- WORK TO COMPLETE
Your task is to filter the data below down to the lines holding "Allow".
DATA SHOWN Block Start
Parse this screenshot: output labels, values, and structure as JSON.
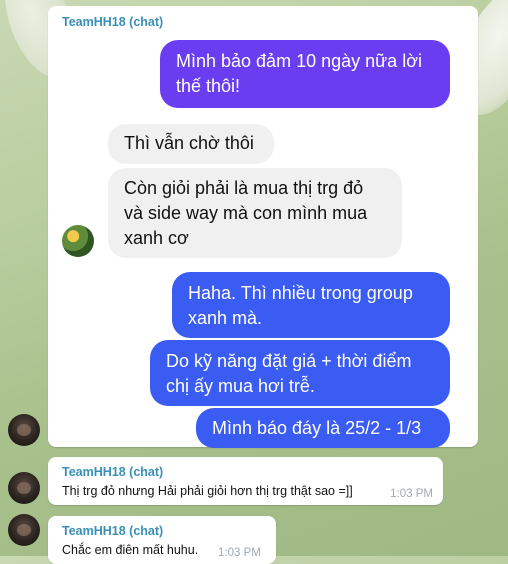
{
  "message_image": {
    "sender": "TeamHH18 (chat)",
    "bubbles": [
      {
        "lines": [
          "Mình bảo đảm 10 ngày nữa lời",
          "thế thôi!"
        ]
      },
      {
        "lines": [
          "Thì vẫn chờ thôi"
        ]
      },
      {
        "lines": [
          "Còn giỏi phải là mua thị trg đỏ",
          "và side way mà con mình mua",
          "xanh cơ"
        ]
      },
      {
        "lines": [
          "Haha. Thì nhiều trong group",
          "xanh mà."
        ]
      },
      {
        "lines": [
          "Do kỹ năng đặt giá + thời điểm",
          "chị ấy mua hơi trễ."
        ]
      },
      {
        "lines": [
          "Mình báo đáy là 25/2 - 1/3"
        ]
      }
    ]
  },
  "message_2": {
    "sender": "TeamHH18 (chat)",
    "text": "Thị trg đỏ nhưng Hải phải giỏi hơn thị trg thật sao =]]",
    "time": "1:03 PM"
  },
  "message_3": {
    "sender": "TeamHH18 (chat)",
    "text": "Chắc em điên mất huhu.",
    "time": "1:03 PM"
  },
  "colors": {
    "purple_bubble": "#6a3df0",
    "blue_bubble": "#3a5cf2",
    "sender_name": "#3a8fb7"
  }
}
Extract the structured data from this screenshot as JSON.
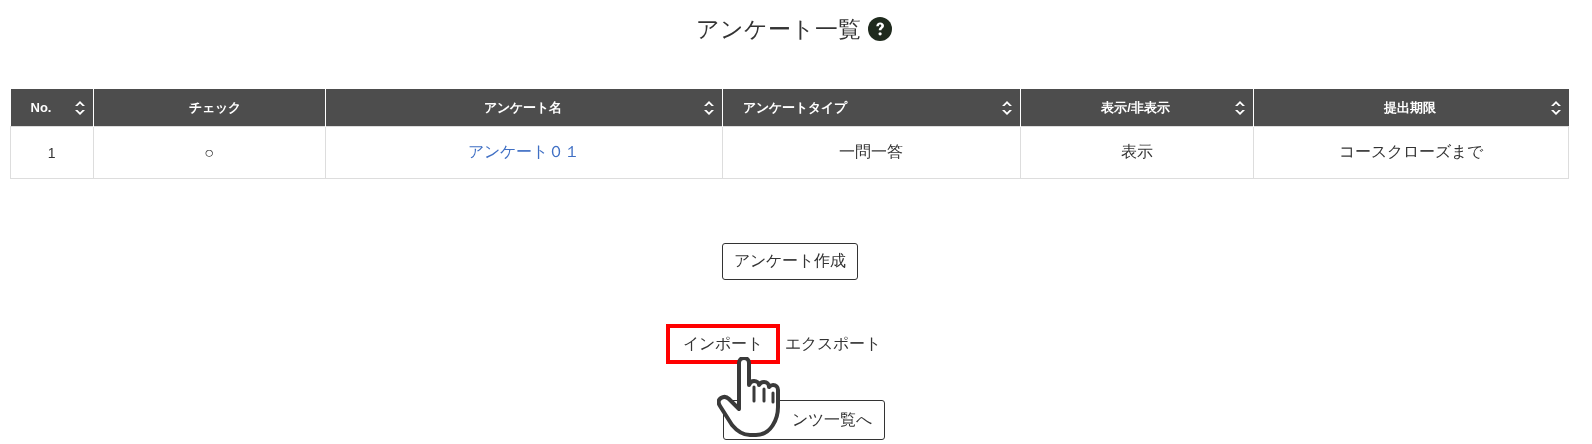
{
  "title": "アンケート一覧",
  "table": {
    "columns": [
      {
        "label": "No.",
        "sortable": true
      },
      {
        "label": "チェック",
        "sortable": false
      },
      {
        "label": "アンケート名",
        "sortable": true
      },
      {
        "label": "アンケートタイプ",
        "sortable": true
      },
      {
        "label": "表示/非表示",
        "sortable": true
      },
      {
        "label": "提出期限",
        "sortable": true
      }
    ],
    "rows": [
      {
        "cells": [
          {
            "text": "1",
            "kind": "text"
          },
          {
            "text": "○",
            "kind": "text"
          },
          {
            "text": "アンケート０１",
            "kind": "link"
          },
          {
            "text": "一問一答",
            "kind": "text"
          },
          {
            "text": "表示",
            "kind": "text"
          },
          {
            "text": "コースクローズまで",
            "kind": "text"
          }
        ]
      }
    ]
  },
  "create_button": "アンケート作成",
  "links": [
    {
      "label": "インポート",
      "highlighted": true
    },
    {
      "label": "エクスポート",
      "highlighted": false
    }
  ],
  "back_button": "ンツ一覧へ"
}
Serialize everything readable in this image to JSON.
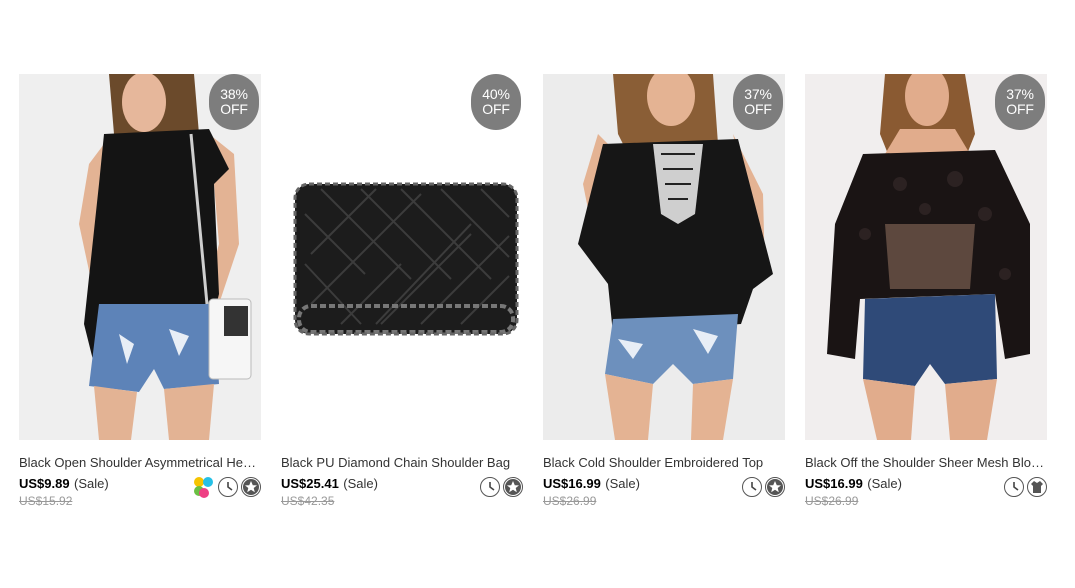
{
  "products": [
    {
      "title": "Black Open Shoulder Asymmetrical Hem T-...",
      "price": "US$9.89",
      "sale_label": "(Sale)",
      "old_price": "US$15.92",
      "discount_pct": "38%",
      "discount_label": "OFF",
      "icons": [
        "color-swatch-icon",
        "clock-icon",
        "star-icon"
      ]
    },
    {
      "title": "Black PU Diamond Chain Shoulder Bag",
      "price": "US$25.41",
      "sale_label": "(Sale)",
      "old_price": "US$42.35",
      "discount_pct": "40%",
      "discount_label": "OFF",
      "icons": [
        "clock-icon",
        "star-icon"
      ]
    },
    {
      "title": "Black Cold Shoulder Embroidered Top",
      "price": "US$16.99",
      "sale_label": "(Sale)",
      "old_price": "US$26.99",
      "discount_pct": "37%",
      "discount_label": "OFF",
      "icons": [
        "clock-icon",
        "star-icon"
      ]
    },
    {
      "title": "Black Off the Shoulder Sheer Mesh Blouse",
      "price": "US$16.99",
      "sale_label": "(Sale)",
      "old_price": "US$26.99",
      "discount_pct": "37%",
      "discount_label": "OFF",
      "icons": [
        "clock-icon",
        "tshirt-icon"
      ]
    }
  ],
  "colors": {
    "badge": "#7d7d7d",
    "old_price": "#999999",
    "swatches": [
      "#f5c400",
      "#26c0e6",
      "#6ac043",
      "#ee3f84"
    ]
  }
}
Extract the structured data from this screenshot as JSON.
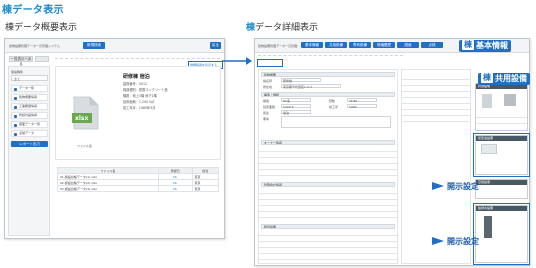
{
  "headings": {
    "title": "棟データ表示",
    "overview": "棟データ概要表示",
    "detail_prefix": "棟",
    "detail_rest": "データ詳細表示"
  },
  "overview_window": {
    "app_title": "建物設備管理データ一元管理システム",
    "search_button": "新規検索",
    "back_button": "戻る",
    "top_button": "一覧表示へ戻る",
    "detail_link": "詳細情報を表示する",
    "sidebar": {
      "field_label": "施設種別",
      "select_value": "全て",
      "items": [
        "データ一覧",
        "建物概要情報",
        "工事履歴情報",
        "修繕計画情報",
        "図面データ一覧",
        "点検データ"
      ],
      "footer_button": "レポート出力"
    },
    "building": {
      "name": "研修棟 宿泊",
      "rows": [
        "建物番号：0012",
        "構造種別：鉄筋コンクリート造",
        "階数：地上3階 地下1階",
        "延床面積：1,200.5㎡",
        "竣工年月：1989年3月"
      ]
    },
    "file_icon_label": "xlsx",
    "file_caption": "ファイル名",
    "table": {
      "headers": [
        "ファイル名",
        "登録日",
        "担当"
      ],
      "rows": [
        [
          "01-施設台帳データ(1).xlsx",
          "DL",
          "東京"
        ],
        [
          "02-施設台帳データ(2).xlsx",
          "DL",
          "東京"
        ],
        [
          "03-施設台帳データ(3).xlsx",
          "DL",
          "東京"
        ]
      ]
    }
  },
  "detail_window": {
    "app_title": "建物設備管理データ一元管理システム",
    "tabs": [
      "基本情報",
      "共用設備",
      "専有設備",
      "修繕履歴",
      "図面",
      "点検"
    ],
    "sections": [
      "建物概要",
      "構造・規模",
      "オーナー情報",
      "管理会社情報",
      "附帯設備"
    ],
    "form_labels": [
      "棟名称",
      "所在地",
      "構造",
      "階数",
      "延床面積",
      "竣工年",
      "用途",
      "備考"
    ],
    "form_values": [
      "研修棟",
      "東京都千代田区1-2-3",
      "RC造",
      "3F/B1",
      "1200.5",
      "1989",
      "宿泊",
      ""
    ],
    "side_cards": [
      "共用設備",
      "受変電設備",
      "空調設備",
      "給排水設備"
    ],
    "badges": {
      "basic_key": "棟",
      "basic": "基本情報",
      "shared_key": "棟",
      "shared": "共用設備"
    },
    "callouts": [
      "開示設定",
      "開示設定"
    ]
  },
  "colors": {
    "accent": "#1b8bd0",
    "button_blue": "#1f6fc6",
    "badge_blue": "#1f6fc6",
    "card_header": "#4a5866"
  }
}
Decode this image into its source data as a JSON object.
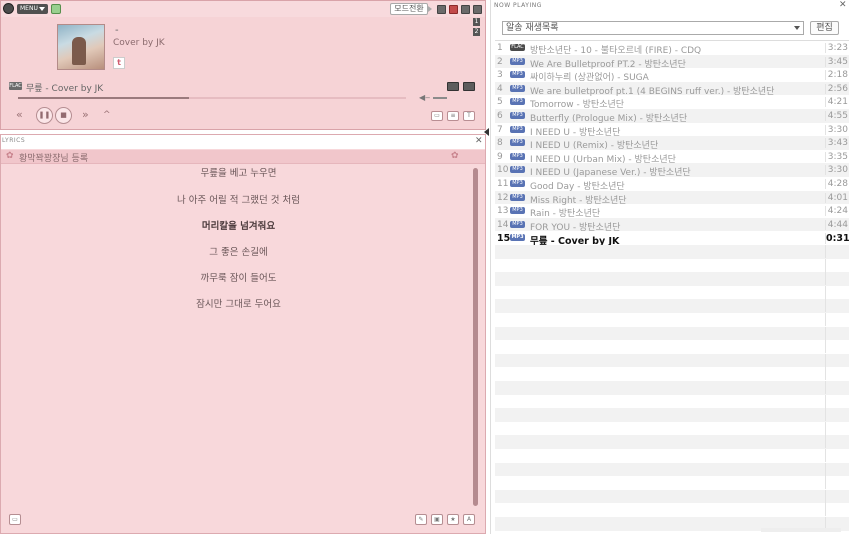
{
  "player": {
    "menu_label": "MENU",
    "mode_button": "모드전환",
    "song_title": "-",
    "song_artist": "Cover by JK",
    "sns_label": "t",
    "side_nums": [
      "1",
      "2"
    ],
    "format_badge": "FLAC",
    "now_playing_text": "무릎 - Cover by JK",
    "progress": 0.44,
    "controls": {
      "prev": "«",
      "pause": "❚❚",
      "stop": "■",
      "next": "»",
      "up": "^"
    }
  },
  "lyrics": {
    "header": "LYRICS",
    "credit": "황막꽉꽝쟝님 등록",
    "lines": [
      {
        "text": "무릎을 베고 누우면",
        "current": false
      },
      {
        "text": "나 아주 어릴 적 그랬던 것 처럼",
        "current": false
      },
      {
        "text": "머리칼을 넘겨줘요",
        "current": true
      },
      {
        "text": "그 좋은 손길에",
        "current": false
      },
      {
        "text": "까무룩 잠이 들어도",
        "current": false
      },
      {
        "text": "잠시만 그대로 두어요",
        "current": false
      }
    ]
  },
  "now_playing": {
    "header": "NOW PLAYING",
    "playlist_select": "알송 재생목록",
    "edit_label": "편집",
    "tracks": [
      {
        "no": "1",
        "badge": "FLAC",
        "title": "방탄소년단 - 10 - 불타오르네 (FIRE) - CDQ",
        "duration": "3:23"
      },
      {
        "no": "2",
        "badge": "MP3",
        "title": "We Are Bulletproof PT.2 - 방탄소년단",
        "duration": "3:45"
      },
      {
        "no": "3",
        "badge": "MP3",
        "title": "싸이하누릐 (상관없어) - SUGA",
        "duration": "2:18"
      },
      {
        "no": "4",
        "badge": "MP3",
        "title": "We are bulletproof pt.1 (4 BEGINS ruff ver.) - 방탄소년단",
        "duration": "2:56"
      },
      {
        "no": "5",
        "badge": "MP3",
        "title": "Tomorrow - 방탄소년단",
        "duration": "4:21"
      },
      {
        "no": "6",
        "badge": "MP3",
        "title": "Butterfly (Prologue Mix) - 방탄소년단",
        "duration": "4:55"
      },
      {
        "no": "7",
        "badge": "MP3",
        "title": "I NEED U - 방탄소년단",
        "duration": "3:30"
      },
      {
        "no": "8",
        "badge": "MP3",
        "title": "I NEED U (Remix) - 방탄소년단",
        "duration": "3:43"
      },
      {
        "no": "9",
        "badge": "MP3",
        "title": "I NEED U (Urban Mix) - 방탄소년단",
        "duration": "3:35"
      },
      {
        "no": "10",
        "badge": "MP3",
        "title": "I NEED U (Japanese Ver.) - 방탄소년단",
        "duration": "3:30"
      },
      {
        "no": "11",
        "badge": "MP3",
        "title": "Good Day - 방탄소년단",
        "duration": "4:28"
      },
      {
        "no": "12",
        "badge": "MP3",
        "title": "Miss Right - 방탄소년단",
        "duration": "4:01"
      },
      {
        "no": "13",
        "badge": "MP3",
        "title": "Rain - 방탄소년단",
        "duration": "4:24"
      },
      {
        "no": "14",
        "badge": "MP3",
        "title": "FOR YOU - 방탄소년단",
        "duration": "4:44"
      },
      {
        "no": "15",
        "badge": "MP3",
        "title": "무릎 - Cover by JK",
        "duration": "0:31",
        "playing": true
      }
    ]
  }
}
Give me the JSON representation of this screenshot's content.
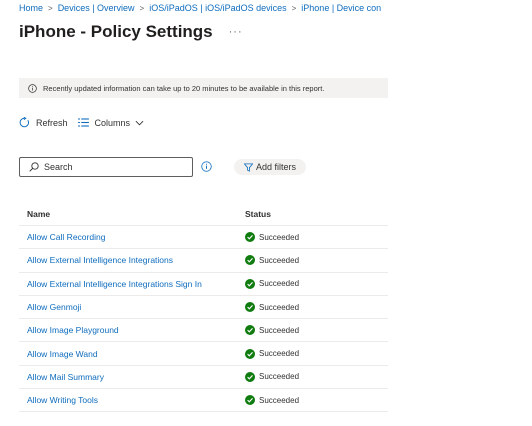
{
  "breadcrumb": [
    "Home",
    "Devices | Overview",
    "iOS/iPadOS | iOS/iPadOS devices",
    "iPhone | Device con"
  ],
  "breadcrumb_sep": ">",
  "page_title": "iPhone - Policy Settings",
  "more_label": "···",
  "info_message": "Recently updated information can take up to 20 minutes to be available in this report.",
  "toolbar": {
    "refresh_label": "Refresh",
    "columns_label": "Columns"
  },
  "search": {
    "placeholder": "Search"
  },
  "filter_label": "Add filters",
  "table": {
    "columns": [
      "Name",
      "Status"
    ],
    "rows": [
      {
        "name": "Allow Call Recording",
        "status": "Succeeded"
      },
      {
        "name": "Allow External Intelligence Integrations",
        "status": "Succeeded"
      },
      {
        "name": "Allow External Intelligence Integrations Sign In",
        "status": "Succeeded"
      },
      {
        "name": "Allow Genmoji",
        "status": "Succeeded"
      },
      {
        "name": "Allow Image Playground",
        "status": "Succeeded"
      },
      {
        "name": "Allow Image Wand",
        "status": "Succeeded"
      },
      {
        "name": "Allow Mail Summary",
        "status": "Succeeded"
      },
      {
        "name": "Allow Writing Tools",
        "status": "Succeeded"
      }
    ]
  },
  "colors": {
    "link": "#0f6cbd",
    "success": "#107c10",
    "info_bg": "#f3f2f1"
  },
  "icons": {
    "info": "info-icon",
    "refresh": "refresh-icon",
    "columns": "columns-icon",
    "chevron": "chevron-down-icon",
    "search": "search-icon",
    "filter": "filter-icon",
    "status": "checkmark-circle-icon"
  }
}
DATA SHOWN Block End
- ANSWER BELOW
        "name": "Allow Call Recording",
        "name": "Allow External Intelligence Integrations",
        "name": "Allow External Intelligence Integrations Sign In",
        "name": "Allow Genmoji",
        "name": "Allow Image Playground",
        "name": "Allow Image Wand",
        "name": "Allow Mail Summary",
        "name": "Allow Writing Tools",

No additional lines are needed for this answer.